Ubisoft’s new template seems to be working. Instead of releasing games, then moving studios straight onto the next big project, games like Rainbow Six Siege, For Honor, and Ghost Recon: Wildlands continue to thrive long after their initial launch. We’ve seen this trend elsewhere in the industry – just look at The Witcher III and Final Fantasy XV – but for Ubisoft it’s become a key part of their forward strategy.
For Steep, this has meant various tweaks and fixes as well as new ways to play and explore its vast massifs. That led to the slightly bonkers Winterfest with its crazy costumes and challenges, but you won’t find any yetis, sumo suits, or sled-racing in Steep’s Road to the Olympics expansion that launched at the end of last year. If you haven’t guessed already, takes a much more serious, formal approach and is an official licensed product of the PyeongChang 2018 Winter Olympics that have just started this week.
The main attraction here is “Become A Legend”, which is the closest Steep has to a story-driven playthrough. Whether you’re a complete newbie or king of the mountain, there are a string of missions that help flesh out the basics, such as air control and grinding, that will transition into tests events, allowing you to sample courses before having a proper go at them.
They’re way less freeform than Steep’s existing routes. Instead of improvising your way through forests, glaciers, and jagged outcrops, you’ll be surrounded by jumps, rails, and other man made obstacles, deliberately placed and conveniently highlighted.
Road to the Olympics feels more linear in that respect, swinging closer towards SSX and, for those who remember, Shaun Palmer’s Pro Snowboarding. There’s nothing inherently wrong with that, of course, and for some it will make Steep infinitely more appealing by keeping the action clearly focused.
Although it’s only the build up to PyeongChang 2018 in the game, you’ll no doubt find yourself going for gold when participating in any of its 12 event types.

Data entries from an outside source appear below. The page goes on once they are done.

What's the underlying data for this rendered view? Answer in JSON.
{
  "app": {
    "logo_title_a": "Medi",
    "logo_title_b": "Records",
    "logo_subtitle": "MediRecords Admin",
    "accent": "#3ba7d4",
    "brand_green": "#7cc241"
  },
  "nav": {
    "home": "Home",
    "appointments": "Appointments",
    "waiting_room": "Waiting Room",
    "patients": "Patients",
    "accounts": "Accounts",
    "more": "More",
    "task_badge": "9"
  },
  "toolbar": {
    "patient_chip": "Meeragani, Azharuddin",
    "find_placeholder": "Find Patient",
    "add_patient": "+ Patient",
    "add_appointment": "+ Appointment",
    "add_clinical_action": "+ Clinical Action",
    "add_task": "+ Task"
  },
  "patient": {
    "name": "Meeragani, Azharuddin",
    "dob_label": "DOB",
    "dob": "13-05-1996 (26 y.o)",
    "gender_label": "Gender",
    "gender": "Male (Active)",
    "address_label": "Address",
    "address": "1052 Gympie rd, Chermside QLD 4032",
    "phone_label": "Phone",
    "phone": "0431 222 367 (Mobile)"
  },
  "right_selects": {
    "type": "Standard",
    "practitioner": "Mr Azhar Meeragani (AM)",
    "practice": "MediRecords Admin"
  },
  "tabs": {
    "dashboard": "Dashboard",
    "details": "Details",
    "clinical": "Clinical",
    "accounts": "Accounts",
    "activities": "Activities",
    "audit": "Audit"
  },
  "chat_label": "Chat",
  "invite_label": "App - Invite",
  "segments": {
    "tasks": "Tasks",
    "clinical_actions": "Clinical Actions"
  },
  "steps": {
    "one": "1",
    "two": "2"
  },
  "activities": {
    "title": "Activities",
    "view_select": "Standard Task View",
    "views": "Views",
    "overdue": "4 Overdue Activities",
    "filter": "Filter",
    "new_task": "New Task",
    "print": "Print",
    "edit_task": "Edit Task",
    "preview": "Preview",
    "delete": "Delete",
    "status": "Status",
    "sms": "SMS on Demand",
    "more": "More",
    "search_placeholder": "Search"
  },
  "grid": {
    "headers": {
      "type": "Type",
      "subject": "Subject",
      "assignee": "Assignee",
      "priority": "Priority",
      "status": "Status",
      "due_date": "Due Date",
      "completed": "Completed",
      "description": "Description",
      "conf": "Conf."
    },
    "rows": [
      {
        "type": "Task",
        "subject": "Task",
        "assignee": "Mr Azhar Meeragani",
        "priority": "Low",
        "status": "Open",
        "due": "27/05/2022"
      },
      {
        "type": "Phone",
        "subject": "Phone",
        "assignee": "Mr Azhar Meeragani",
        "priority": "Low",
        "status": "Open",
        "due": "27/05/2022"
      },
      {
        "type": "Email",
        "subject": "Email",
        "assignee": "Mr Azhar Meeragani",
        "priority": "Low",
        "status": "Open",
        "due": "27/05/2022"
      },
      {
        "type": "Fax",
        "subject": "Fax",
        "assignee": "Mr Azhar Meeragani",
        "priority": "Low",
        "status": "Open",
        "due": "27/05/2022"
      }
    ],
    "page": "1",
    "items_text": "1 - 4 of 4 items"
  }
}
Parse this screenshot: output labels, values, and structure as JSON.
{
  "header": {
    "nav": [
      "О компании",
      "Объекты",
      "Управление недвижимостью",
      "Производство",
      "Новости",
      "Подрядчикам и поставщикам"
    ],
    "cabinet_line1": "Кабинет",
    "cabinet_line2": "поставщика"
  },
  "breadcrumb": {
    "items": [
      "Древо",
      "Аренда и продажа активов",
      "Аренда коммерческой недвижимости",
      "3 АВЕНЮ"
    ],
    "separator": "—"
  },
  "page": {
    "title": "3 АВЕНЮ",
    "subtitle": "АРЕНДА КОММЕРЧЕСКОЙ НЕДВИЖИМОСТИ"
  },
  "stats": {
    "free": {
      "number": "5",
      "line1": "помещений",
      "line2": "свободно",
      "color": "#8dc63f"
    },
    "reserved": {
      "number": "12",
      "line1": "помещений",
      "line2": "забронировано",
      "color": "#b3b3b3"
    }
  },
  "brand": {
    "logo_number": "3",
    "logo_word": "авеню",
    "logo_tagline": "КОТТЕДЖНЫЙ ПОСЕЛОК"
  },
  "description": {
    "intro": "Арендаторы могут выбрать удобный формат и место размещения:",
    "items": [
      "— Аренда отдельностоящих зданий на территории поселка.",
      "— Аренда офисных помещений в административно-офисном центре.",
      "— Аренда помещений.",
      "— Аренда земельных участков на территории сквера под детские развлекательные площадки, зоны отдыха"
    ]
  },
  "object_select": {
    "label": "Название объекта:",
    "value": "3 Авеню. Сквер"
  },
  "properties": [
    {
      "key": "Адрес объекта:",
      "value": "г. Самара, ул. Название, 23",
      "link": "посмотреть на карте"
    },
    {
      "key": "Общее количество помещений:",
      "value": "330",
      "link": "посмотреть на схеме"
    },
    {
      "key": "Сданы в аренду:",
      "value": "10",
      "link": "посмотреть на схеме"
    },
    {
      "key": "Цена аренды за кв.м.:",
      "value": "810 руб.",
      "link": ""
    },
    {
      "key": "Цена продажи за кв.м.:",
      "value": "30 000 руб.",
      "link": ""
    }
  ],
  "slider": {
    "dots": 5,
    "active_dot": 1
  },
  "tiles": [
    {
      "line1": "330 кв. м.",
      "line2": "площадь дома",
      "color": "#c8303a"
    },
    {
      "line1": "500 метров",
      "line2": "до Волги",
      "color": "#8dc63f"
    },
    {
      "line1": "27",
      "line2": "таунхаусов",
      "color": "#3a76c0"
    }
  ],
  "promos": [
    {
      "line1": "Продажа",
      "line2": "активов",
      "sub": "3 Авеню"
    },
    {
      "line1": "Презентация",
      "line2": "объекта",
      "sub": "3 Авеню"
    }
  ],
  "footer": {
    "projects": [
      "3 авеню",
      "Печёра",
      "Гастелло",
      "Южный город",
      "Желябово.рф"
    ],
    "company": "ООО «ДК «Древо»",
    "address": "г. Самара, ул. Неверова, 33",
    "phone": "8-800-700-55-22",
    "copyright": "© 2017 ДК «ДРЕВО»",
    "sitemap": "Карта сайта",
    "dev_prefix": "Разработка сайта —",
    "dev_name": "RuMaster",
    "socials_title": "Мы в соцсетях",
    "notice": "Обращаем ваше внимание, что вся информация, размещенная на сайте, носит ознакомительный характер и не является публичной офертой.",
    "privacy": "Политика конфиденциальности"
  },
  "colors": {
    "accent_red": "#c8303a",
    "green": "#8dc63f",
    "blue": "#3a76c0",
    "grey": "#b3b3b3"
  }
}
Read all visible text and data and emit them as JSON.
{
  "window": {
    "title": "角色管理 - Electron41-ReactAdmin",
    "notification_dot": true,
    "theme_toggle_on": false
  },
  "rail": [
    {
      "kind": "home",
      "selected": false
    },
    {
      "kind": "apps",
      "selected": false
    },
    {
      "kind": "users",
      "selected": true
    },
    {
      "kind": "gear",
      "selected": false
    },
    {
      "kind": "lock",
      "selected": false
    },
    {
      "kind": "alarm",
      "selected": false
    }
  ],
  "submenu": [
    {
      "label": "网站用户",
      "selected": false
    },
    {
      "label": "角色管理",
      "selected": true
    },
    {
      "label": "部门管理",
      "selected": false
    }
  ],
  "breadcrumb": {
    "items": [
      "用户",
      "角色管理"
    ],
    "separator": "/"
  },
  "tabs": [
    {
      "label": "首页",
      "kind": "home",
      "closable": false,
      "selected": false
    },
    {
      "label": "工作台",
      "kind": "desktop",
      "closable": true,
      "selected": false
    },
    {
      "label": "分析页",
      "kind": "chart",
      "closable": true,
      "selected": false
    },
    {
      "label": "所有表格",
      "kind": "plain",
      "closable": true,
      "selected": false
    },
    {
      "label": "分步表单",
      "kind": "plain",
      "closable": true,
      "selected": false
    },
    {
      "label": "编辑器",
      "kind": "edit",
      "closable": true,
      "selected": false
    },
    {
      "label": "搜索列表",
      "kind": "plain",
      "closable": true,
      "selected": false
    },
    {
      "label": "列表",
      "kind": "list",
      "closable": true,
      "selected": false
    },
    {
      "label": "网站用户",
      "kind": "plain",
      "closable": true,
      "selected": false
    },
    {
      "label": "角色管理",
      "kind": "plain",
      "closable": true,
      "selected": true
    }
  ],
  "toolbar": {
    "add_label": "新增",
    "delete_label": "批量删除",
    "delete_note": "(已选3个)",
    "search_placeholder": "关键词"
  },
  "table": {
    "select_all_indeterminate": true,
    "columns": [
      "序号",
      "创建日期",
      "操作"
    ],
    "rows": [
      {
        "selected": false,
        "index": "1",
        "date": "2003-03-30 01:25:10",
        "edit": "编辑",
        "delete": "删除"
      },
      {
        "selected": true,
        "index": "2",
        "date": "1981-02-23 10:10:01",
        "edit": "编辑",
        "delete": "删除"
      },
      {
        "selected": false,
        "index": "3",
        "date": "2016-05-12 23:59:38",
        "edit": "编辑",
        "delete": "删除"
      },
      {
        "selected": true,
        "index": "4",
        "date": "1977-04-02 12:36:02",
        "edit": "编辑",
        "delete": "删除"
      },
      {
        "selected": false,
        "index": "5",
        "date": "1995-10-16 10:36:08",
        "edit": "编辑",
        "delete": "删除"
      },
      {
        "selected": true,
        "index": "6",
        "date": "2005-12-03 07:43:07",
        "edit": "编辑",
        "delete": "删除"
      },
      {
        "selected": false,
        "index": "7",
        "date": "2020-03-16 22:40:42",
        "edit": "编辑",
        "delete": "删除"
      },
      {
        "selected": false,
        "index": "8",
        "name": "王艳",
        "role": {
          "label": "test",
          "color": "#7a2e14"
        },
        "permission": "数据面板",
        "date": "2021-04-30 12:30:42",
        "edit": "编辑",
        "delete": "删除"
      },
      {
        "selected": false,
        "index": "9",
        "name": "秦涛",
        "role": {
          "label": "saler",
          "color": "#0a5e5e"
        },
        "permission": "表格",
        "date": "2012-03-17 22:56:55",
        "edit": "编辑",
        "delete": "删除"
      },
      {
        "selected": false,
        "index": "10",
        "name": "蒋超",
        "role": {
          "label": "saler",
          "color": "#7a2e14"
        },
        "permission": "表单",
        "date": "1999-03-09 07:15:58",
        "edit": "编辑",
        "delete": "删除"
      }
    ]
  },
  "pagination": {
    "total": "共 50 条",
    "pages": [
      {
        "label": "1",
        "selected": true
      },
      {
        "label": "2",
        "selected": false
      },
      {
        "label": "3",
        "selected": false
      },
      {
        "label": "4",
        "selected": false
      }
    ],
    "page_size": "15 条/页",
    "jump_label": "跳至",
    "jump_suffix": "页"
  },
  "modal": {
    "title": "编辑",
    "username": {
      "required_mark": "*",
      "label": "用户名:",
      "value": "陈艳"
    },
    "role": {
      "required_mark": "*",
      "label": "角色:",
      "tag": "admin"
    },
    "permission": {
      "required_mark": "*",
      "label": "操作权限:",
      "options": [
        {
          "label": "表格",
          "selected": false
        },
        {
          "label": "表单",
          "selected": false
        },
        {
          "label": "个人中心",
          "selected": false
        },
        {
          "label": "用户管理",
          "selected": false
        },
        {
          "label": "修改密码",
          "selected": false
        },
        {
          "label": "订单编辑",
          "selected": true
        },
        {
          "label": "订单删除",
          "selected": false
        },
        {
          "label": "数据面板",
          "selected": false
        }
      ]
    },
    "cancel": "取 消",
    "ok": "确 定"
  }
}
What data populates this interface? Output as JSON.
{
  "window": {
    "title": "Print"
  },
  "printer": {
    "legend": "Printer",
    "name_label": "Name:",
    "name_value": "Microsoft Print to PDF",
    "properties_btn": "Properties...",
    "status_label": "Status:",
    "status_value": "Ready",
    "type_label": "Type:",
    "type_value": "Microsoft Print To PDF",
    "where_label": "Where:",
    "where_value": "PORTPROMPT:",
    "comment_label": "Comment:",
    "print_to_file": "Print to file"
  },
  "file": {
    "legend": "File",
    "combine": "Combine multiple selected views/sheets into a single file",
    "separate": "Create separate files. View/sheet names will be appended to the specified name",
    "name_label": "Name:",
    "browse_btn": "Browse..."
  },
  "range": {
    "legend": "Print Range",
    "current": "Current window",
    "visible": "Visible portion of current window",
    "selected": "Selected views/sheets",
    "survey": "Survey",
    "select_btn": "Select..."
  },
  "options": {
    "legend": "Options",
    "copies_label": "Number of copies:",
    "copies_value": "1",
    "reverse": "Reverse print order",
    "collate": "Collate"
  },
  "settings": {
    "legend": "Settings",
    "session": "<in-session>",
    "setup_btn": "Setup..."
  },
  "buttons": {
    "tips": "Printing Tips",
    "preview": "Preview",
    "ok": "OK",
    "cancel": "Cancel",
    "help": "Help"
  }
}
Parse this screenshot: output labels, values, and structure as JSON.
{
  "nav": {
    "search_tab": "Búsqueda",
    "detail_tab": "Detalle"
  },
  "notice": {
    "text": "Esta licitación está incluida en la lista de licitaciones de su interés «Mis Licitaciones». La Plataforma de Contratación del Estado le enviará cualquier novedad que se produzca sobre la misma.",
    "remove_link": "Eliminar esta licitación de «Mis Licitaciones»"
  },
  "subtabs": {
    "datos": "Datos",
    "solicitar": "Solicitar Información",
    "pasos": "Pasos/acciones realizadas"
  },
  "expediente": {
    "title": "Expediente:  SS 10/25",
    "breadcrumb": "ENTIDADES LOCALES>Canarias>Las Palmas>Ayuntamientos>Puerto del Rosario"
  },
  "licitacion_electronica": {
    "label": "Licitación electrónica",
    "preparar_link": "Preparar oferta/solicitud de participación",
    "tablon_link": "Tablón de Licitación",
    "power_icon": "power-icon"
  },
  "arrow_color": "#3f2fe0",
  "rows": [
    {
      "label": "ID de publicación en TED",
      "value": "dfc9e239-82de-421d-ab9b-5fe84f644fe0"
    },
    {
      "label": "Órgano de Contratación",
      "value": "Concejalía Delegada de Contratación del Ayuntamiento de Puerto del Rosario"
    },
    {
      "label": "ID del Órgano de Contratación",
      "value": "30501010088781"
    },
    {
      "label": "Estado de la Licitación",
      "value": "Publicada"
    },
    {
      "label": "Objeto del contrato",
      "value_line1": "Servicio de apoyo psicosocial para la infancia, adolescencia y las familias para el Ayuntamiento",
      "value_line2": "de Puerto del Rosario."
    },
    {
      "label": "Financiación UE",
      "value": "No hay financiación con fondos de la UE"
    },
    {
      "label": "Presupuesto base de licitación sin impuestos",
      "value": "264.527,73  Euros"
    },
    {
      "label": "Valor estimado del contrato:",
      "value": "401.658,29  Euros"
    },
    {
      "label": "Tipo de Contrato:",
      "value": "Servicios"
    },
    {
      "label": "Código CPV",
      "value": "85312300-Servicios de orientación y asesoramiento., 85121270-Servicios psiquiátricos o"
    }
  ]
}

Based on official Winter Games disciplines, you’ll be taking part in the Slalom, Slopestyle, and Halfpipe events to name just a few. Steep also features Big Air – a new category in which athletes launch into a huge jump, stringing together a combination of cool tricks.
You’re free to go off and wander, of course; the Asia region is packed with challenges to beat and vistas to explore across both South Korea and Japan. You can pick up your progress with Road To The Olympics again at any time and Ubisoft has clearly put a ton of work into making it as authentic and immersive as possible, cutting together VTs that feature some of the biggest names in winter sports to tell their stories and experiences.
Unfortunately for us, when those VTs came on, the audio cut out completely. In the handful of instances where this has been reported online, some have had success fiddling with audio settings and the music volume in particular, but we had music turned on and re-downloading the full Steep package still resulted in nothing but silence.
Note: This feature stems from playtime in mid-December, so hopefully this issue has been resolved in a subsequent patch.
However, for a sports title that strives to be adventurous, Steep’s year-old snowboarding gameplay is starting to feel somewhat limited. Pulling off a sick combo still feels satisfying (as does racing down the slopes at breakneck speeds) but there’s a sense of repetition there. That loop of launching then simultaneously fumbling at the sticks and triggers, hoping your character survives the landing. That said, Steep is still the best extreme sports game currently doing the rounds and one that has continued to expand and improve over the course of the year.